Stop me if you've heard this one before ... is what I would usually say when broaching a topic I've broached before. But not today, friends. No. Because this isn't a rehash of an older column. It's a modern reboot. A fresh take on an old classic. A warm fuzzy walk down memory lane that both you and your kids can enjoy.

Ok, no. You got me. It is a complete rehash. But I'm gonna go ahead and ignore those old fuddy-duddy, outdated standards of the written word that prize originality and take a more - shall we say - cinematic approach. Which, going by box office standards, should see this column rocket right to the top of the Herald's 'Most Read' chart by around lunchtime.

That's right, we're talking movie remakes and how nostalgia is ruining both movies and childhoods everywhere. The former because these days something can't be new without having been old first, and the latter because this is short changing kids out of fun and exciting new things.


Case in point was the first trailer for The Lion King remake, which roared onto YouTube roughly a week ago. Mistakenly, and repeatedly, referred to as 'live-action' this computer-generated animated remake looks eye-poppingly real but also a complete and utter waste of time.

Harsh? Nah. This thing is shot-for-shot exactly the same as the trailer for the 1994 original. To me, that's a pointless exercise.

Where's the originality? The creativity? The artistry. The sense of wonderment and discovery? It's not on the screen, that's for damn sure. That the king of the lions now looks photo-realistic instead of charmingly animated is not worth the trade-off in my book.

It also feels a waste of director Jon Favreau's talents. Dude wrote the 90s indie classic Swingers, and kick-started the Marvel cinematic universe directing the highly entertaining Iron-Man. Imagination and vision, he got. So why copy something that's already been done? This isn't homage, it's a photocopy. Any schmoe could do that. I hope the movie is more than this.

Maybe it's a Disney thing. They've gone plum remake crazy. Alongside The Lion King they'll also drop their remake of Dumbo and their remake of Aladdin next year, while in 2020 they'll release their remake of Mulan.

But that's not all ... other remakes in the works at the House of Mouse include Pinocchio, Lady and the Tramp, The Sword in the Stone, Peter Pan, Snow White and the Seven Dwarfs, The Little Mermaid and Lilo & Stitch.

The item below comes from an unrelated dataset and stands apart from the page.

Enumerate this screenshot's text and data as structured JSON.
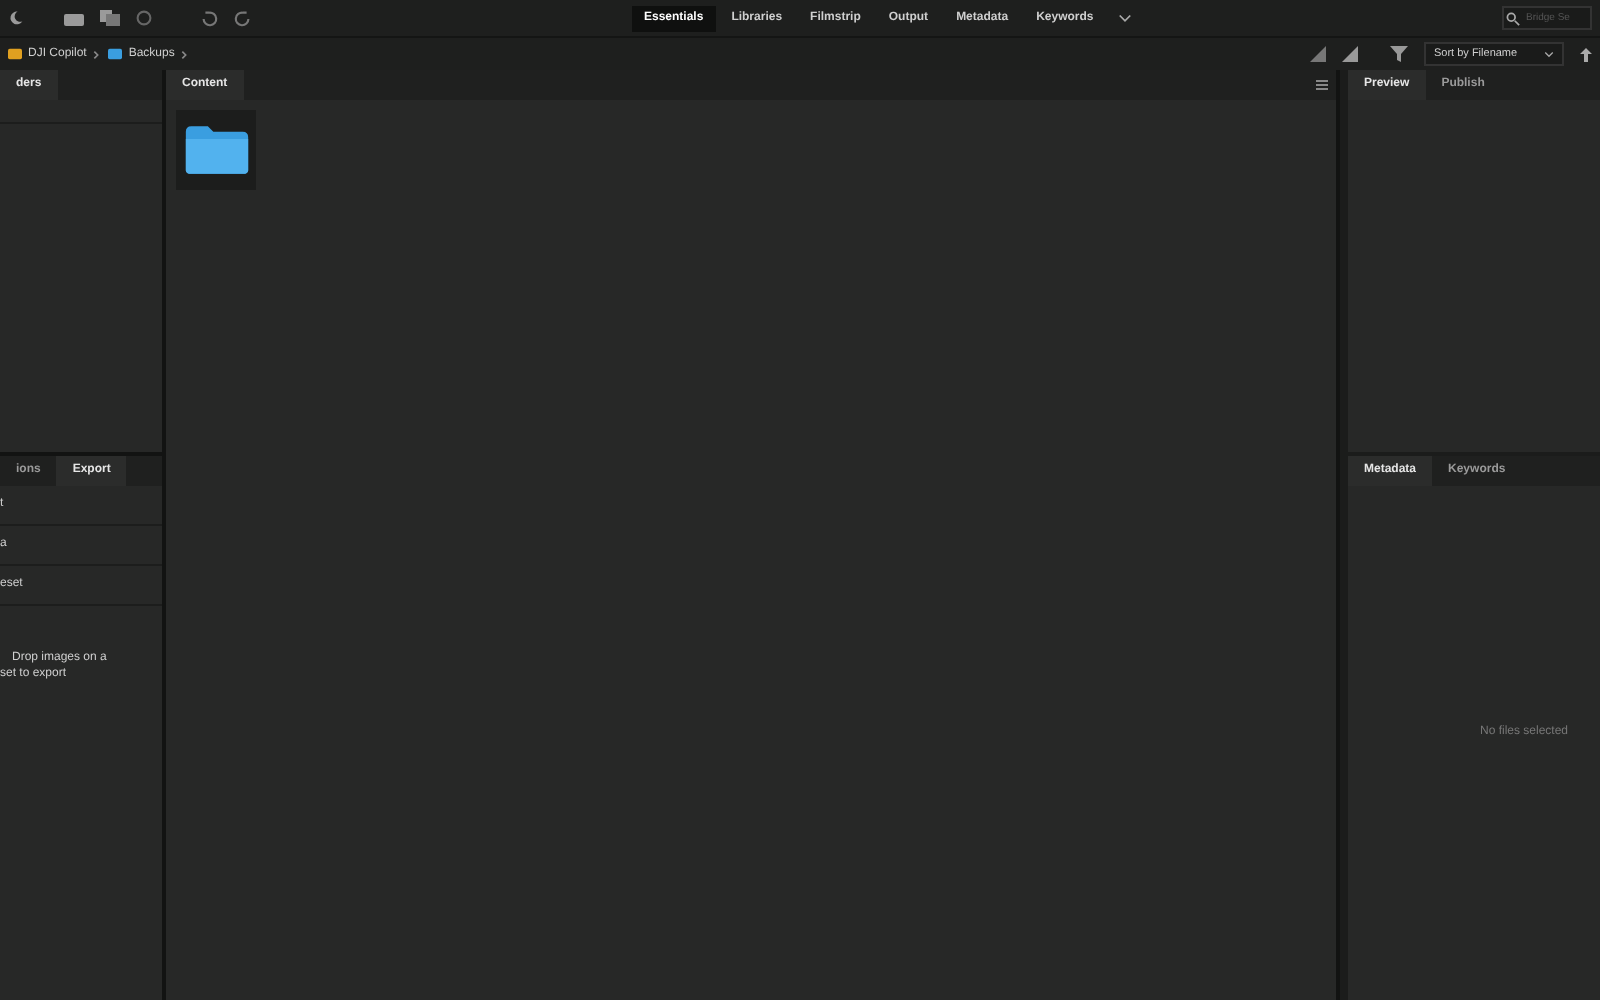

Once all those are remade Disney will have pretty much exhausted their back catalogue - having already remade Cinderella, Beauty and the Beast, Alice in Wonderland, The Jungle Book, 101 Dalmatians and Pete's Dragon over the past few years - and be ready to start remaking the remakes for a new audience of children and an old audience of parents who loved the original remakes when they were kids ...

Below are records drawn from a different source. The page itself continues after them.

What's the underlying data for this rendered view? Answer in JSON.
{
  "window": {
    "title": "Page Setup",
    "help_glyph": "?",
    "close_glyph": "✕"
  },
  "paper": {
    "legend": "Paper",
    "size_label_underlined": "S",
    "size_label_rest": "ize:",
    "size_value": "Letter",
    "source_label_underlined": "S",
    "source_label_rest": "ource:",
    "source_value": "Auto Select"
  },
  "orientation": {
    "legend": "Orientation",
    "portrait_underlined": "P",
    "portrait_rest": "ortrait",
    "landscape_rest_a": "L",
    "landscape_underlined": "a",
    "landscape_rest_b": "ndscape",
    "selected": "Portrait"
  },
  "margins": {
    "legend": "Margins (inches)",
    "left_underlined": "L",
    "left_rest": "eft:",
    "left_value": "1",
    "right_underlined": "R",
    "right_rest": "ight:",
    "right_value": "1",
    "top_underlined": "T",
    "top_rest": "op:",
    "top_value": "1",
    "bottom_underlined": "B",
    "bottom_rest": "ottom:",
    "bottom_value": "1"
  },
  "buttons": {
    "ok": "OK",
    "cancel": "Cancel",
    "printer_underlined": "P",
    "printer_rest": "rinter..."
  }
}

To be fair, Disney aren't just making remakes. They're also squeezing out sequels and prequels at a fibre-filled pace. Some are straight up follow-on's like (groan) Toy Story 4 and Maleficent II, while others let a smidge of originality sneak in, like the recent Christopher Robin and the upcoming Mary Poppins Returns.

Unfortunately with those last two Disney decided to bury the magic and wonderment deep down under a mountain of bleak, boring adult concerns. Dear old Christopher Robin has life dump on for a solid 40 minutes before Pooh shows up to remind him how to have fun and to spend time with his family, while Mary Poppins can't afford a spoonful of sugar because the sequel takes place during the great depression. You know ... for kids!

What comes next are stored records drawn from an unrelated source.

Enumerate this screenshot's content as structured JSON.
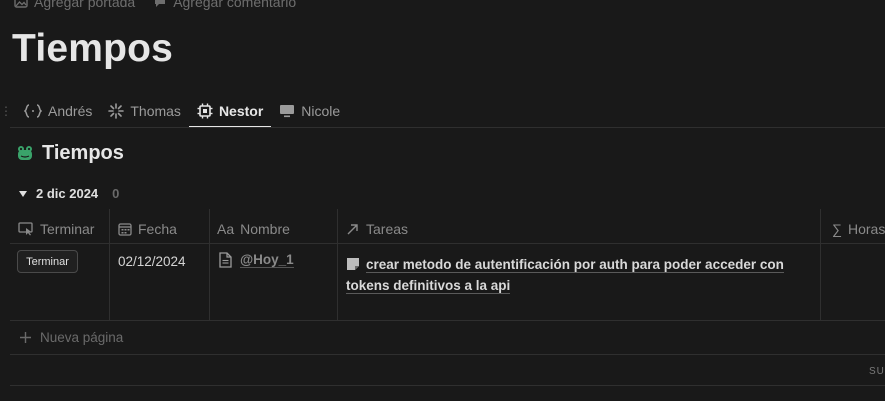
{
  "topbar": {
    "add_cover": "Agregar portada",
    "add_comment": "Agregar comentario"
  },
  "page": {
    "title": "Tiempos"
  },
  "tabs": [
    {
      "label": "Andrés",
      "icon": "code-braces-icon"
    },
    {
      "label": "Thomas",
      "icon": "sparkle-burst-icon"
    },
    {
      "label": "Nestor",
      "icon": "chip-icon",
      "active": true
    },
    {
      "label": "Nicole",
      "icon": "monitor-icon"
    }
  ],
  "database": {
    "title": "Tiempos",
    "icon": "frog-icon",
    "icon_color": "#3aa36a"
  },
  "group": {
    "label": "2 dic 2024",
    "count": "0"
  },
  "columns": {
    "terminar": "Terminar",
    "fecha": "Fecha",
    "nombre": "Nombre",
    "tareas": "Tareas",
    "horas": "Horas"
  },
  "column_icons": {
    "terminar": "cursor-click-icon",
    "fecha": "calendar-icon",
    "nombre": "text-aa-icon",
    "tareas": "arrow-northeast-icon",
    "horas": "sigma-icon"
  },
  "column_prefixes": {
    "nombre": "Aa",
    "horas": "∑"
  },
  "row": {
    "button": "Terminar",
    "fecha": "02/12/2024",
    "nombre": "@Hoy_1",
    "tarea": "crear metodo de autentificación por auth para poder acceder con tokens definitivos a la api"
  },
  "new_page": "Nueva página",
  "footer": {
    "sum_label": "SU"
  },
  "colors": {
    "background": "#191919",
    "text": "#d4d4d4",
    "muted": "#8a8a8a",
    "border": "#2f2f2f"
  }
}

Has Disney lost the plot? Spit-polished remakes of oldies or film flashbacks that focus on such fun, kid-friendly topics as economic downturns and the responsibilities of adulthood. Really, guys?

The time has come to take off our nostalgia goggles. Make something new gawddamnit. And not just tinkering-around-the-edges-new like Pooh and Poppins. And no, adaptations like A Wrinkle in Time and The Nutcracker and the Four Realms don't count, Disney. Make something properly new. Something we haven't seen before. Or, better yet, even thought of before. Something to get excited about.

It pains me to think of the talent cost being sunk into these projects and what they could be creating given the exact same resource. We're losing worlds and stories and relevance. Has there been a duller time to be entertained?

But don't take if from me. While he was alive Walt Disney himself famously refused to let his namesake studio pump out any sequels, despite economic and fan pressure to do so.

"I didn't want to waste the time I have doing a sequel," he said. "I'd rather be using that time doing something new and different."

It appears his team didn't get the memo.